# What the exercise asks
Each record must be repeated exactly as it stands.

╭──

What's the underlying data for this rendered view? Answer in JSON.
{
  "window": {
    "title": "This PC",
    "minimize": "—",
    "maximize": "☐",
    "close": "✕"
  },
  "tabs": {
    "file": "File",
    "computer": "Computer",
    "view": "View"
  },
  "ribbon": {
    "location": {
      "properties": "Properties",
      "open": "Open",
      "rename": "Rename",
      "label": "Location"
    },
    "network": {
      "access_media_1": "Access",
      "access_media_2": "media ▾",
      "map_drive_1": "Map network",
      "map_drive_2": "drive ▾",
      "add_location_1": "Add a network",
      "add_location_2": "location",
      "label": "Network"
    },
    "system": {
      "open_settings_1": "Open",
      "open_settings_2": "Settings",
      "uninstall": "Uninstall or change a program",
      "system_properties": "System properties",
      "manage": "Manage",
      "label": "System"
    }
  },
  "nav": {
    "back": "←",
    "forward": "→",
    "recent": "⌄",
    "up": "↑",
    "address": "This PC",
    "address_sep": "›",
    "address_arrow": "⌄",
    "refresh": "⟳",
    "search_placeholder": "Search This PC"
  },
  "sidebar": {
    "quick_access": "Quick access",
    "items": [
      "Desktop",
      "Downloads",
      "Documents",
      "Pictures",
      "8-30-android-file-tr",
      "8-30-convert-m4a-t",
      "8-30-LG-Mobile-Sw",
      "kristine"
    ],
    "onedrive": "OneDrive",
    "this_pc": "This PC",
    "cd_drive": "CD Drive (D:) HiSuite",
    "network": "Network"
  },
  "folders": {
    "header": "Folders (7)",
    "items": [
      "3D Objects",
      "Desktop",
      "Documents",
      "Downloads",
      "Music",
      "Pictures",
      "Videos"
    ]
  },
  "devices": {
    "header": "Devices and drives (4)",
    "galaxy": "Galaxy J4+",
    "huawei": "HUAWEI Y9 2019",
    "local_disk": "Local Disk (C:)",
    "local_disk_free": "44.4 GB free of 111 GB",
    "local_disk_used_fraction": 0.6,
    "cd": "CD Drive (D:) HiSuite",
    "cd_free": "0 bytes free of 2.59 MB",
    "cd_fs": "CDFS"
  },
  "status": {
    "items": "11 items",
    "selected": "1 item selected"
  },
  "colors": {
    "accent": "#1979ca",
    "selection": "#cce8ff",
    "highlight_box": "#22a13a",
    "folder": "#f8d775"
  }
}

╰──

# Response for this exercise
What's the underlying data for this rendered view? Answer in JSON.
{
  "window": {
    "title": "This PC",
    "minimize": "—",
    "maximize": "☐",
    "close": "✕"
  },
  "tabs": {
    "file": "File",
    "computer": "Computer",
    "view": "View"
  },
  "ribbon": {
    "location": {
      "properties": "Properties",
      "open": "Open",
      "rename": "Rename",
      "label": "Location"
    },
    "network": {
      "access_media_1": "Access",
      "access_media_2": "media ▾",
      "map_drive_1": "Map network",
      "map_drive_2": "drive ▾",
      "add_location_1": "Add a network",
      "add_location_2": "location",
      "label": "Network"
    },
    "system": {
      "open_settings_1": "Open",
      "open_settings_2": "Settings",
      "uninstall": "Uninstall or change a program",
      "system_properties": "System properties",
      "manage": "Manage",
      "label": "System"
    }
  },
  "nav": {
    "back": "←",
    "forward": "→",
    "recent": "⌄",
    "up": "↑",
    "address": "This PC",
    "address_sep": "›",
    "address_arrow": "⌄",
    "refresh": "⟳",
    "search_placeholder": "Search This PC"
  },
  "sidebar": {
    "quick_access": "Quick access",
    "items": [
      "Desktop",
      "Downloads",
      "Documents",
      "Pictures",
      "8-30-android-file-tr",
      "8-30-convert-m4a-t",
      "8-30-LG-Mobile-Sw",
      "kristine"
    ],
    "onedrive": "OneDrive",
    "this_pc": "This PC",
    "cd_drive": "CD Drive (D:) HiSuite",
    "network": "Network"
  },
  "folders": {
    "header": "Folders (7)",
    "items": [
      "3D Objects",
      "Desktop",
      "Documents",
      "Downloads",
      "Music",
      "Pictures",
      "Videos"
    ]
  },
  "devices": {
    "header": "Devices and drives (4)",
    "galaxy": "Galaxy J4+",
    "huawei": "HUAWEI Y9 2019",
    "local_disk": "Local Disk (C:)",
    "local_disk_free": "44.4 GB free of 111 GB",
    "local_disk_used_fraction": 0.6,
    "cd": "CD Drive (D:) HiSuite",
    "cd_free": "0 bytes free of 2.59 MB",
    "cd_fs": "CDFS"
  },
  "status": {
    "items": "11 items",
    "selected": "1 item selected"
  },
  "colors": {
    "accent": "#1979ca",
    "selection": "#cce8ff",
    "highlight_box": "#22a13a",
    "folder": "#f8d775"
  }
}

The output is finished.